→ SOURCE DATA

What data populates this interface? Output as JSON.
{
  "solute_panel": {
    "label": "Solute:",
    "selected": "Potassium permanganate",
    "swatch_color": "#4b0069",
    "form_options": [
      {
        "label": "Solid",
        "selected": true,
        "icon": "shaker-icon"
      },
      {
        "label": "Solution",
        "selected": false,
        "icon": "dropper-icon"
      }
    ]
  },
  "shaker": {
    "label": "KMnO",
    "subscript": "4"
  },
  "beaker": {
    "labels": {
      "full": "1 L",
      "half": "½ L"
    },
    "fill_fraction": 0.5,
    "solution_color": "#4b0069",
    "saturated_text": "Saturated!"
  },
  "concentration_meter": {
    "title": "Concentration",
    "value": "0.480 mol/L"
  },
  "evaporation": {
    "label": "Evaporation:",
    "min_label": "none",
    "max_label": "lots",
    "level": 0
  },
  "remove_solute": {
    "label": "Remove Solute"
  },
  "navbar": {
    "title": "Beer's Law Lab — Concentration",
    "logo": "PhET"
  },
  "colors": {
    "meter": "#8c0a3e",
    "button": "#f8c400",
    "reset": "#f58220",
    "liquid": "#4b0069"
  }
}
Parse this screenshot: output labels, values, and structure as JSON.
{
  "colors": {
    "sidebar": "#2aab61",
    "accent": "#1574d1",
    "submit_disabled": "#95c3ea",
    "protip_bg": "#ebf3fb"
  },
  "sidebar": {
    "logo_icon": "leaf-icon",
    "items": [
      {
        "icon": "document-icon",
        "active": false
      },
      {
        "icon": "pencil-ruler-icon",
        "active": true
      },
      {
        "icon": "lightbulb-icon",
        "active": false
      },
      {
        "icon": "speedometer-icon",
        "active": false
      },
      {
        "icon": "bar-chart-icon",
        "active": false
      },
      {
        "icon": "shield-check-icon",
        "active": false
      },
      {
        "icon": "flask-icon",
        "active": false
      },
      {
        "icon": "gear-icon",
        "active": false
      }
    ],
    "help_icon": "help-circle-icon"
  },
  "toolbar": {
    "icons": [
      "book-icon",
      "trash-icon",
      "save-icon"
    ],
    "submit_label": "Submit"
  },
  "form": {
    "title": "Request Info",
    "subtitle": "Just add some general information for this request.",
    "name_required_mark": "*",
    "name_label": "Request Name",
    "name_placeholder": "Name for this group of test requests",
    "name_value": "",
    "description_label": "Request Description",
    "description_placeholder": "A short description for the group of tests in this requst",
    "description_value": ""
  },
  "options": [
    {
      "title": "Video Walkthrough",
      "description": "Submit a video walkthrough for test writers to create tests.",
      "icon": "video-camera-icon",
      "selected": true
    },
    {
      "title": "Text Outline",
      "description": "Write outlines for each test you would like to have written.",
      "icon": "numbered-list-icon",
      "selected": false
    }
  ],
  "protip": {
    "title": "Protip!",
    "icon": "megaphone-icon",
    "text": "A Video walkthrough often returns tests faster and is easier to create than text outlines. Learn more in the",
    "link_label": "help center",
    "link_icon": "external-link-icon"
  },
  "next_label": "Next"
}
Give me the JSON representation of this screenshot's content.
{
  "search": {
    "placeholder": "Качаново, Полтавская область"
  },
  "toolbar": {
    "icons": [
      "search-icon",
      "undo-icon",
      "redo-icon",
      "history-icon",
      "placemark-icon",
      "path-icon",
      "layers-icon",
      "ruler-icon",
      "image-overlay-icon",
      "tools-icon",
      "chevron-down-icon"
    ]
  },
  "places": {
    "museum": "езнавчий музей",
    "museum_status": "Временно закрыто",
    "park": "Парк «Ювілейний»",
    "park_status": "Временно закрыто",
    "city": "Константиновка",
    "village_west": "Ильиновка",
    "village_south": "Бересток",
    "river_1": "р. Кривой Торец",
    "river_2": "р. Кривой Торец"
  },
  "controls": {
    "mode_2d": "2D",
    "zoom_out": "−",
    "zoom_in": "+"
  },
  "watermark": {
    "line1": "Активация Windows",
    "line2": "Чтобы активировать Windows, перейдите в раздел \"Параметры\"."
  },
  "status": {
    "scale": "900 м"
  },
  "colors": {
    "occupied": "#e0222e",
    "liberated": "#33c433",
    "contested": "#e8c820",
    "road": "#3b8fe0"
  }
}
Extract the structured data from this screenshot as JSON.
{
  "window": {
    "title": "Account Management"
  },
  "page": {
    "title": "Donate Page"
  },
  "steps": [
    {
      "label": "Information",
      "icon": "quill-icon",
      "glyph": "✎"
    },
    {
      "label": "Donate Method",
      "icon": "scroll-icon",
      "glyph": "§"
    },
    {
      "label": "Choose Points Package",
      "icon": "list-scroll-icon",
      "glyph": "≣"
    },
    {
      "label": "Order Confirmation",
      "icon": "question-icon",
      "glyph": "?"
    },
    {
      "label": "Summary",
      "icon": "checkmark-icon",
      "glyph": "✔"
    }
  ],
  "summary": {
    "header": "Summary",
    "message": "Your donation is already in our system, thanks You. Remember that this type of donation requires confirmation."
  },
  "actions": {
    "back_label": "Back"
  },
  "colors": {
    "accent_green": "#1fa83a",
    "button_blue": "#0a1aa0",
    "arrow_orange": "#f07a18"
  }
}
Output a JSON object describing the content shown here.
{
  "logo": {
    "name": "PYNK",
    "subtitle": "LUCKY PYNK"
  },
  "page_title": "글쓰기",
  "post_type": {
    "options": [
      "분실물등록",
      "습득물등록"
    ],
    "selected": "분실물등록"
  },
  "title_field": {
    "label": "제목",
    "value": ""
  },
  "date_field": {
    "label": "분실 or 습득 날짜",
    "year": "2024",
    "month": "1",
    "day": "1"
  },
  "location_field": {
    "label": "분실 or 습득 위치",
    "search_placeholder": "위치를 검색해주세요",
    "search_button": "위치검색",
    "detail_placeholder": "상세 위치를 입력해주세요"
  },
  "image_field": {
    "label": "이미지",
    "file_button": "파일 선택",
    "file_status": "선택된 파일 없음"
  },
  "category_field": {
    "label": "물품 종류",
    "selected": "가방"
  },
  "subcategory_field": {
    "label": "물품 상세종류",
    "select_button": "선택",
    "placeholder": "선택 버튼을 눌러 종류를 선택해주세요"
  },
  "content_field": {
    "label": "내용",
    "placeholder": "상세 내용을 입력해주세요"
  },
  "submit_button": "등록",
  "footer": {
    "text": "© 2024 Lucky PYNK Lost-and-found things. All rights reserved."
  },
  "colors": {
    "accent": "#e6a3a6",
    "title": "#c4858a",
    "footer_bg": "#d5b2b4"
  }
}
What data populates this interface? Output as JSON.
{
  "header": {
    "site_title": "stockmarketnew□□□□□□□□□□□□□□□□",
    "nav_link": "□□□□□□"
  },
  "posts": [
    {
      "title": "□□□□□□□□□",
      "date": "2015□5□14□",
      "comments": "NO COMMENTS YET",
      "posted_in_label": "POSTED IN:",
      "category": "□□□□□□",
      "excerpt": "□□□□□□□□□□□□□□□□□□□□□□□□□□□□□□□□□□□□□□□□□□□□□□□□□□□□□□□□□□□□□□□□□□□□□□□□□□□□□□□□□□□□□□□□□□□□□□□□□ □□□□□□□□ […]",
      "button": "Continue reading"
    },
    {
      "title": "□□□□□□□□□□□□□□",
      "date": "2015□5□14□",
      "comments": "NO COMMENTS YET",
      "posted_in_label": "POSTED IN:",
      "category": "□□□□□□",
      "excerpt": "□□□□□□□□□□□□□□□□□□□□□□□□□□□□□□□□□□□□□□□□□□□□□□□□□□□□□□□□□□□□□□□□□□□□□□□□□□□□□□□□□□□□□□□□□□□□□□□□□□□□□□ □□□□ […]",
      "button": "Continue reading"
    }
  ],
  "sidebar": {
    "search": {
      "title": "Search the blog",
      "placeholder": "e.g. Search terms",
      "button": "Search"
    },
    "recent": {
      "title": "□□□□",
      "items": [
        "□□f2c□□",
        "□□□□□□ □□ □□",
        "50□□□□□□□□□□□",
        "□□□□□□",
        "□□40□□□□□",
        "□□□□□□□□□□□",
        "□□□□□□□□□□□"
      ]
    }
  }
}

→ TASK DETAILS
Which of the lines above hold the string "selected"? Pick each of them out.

→ EXERCISE SOLUTION
    "selected": "Potassium permanganate",
        "selected": true,
        "selected": false,
      "selected": true
      "selected": false
    "selected": "분실물등록"
    "selected": "가방"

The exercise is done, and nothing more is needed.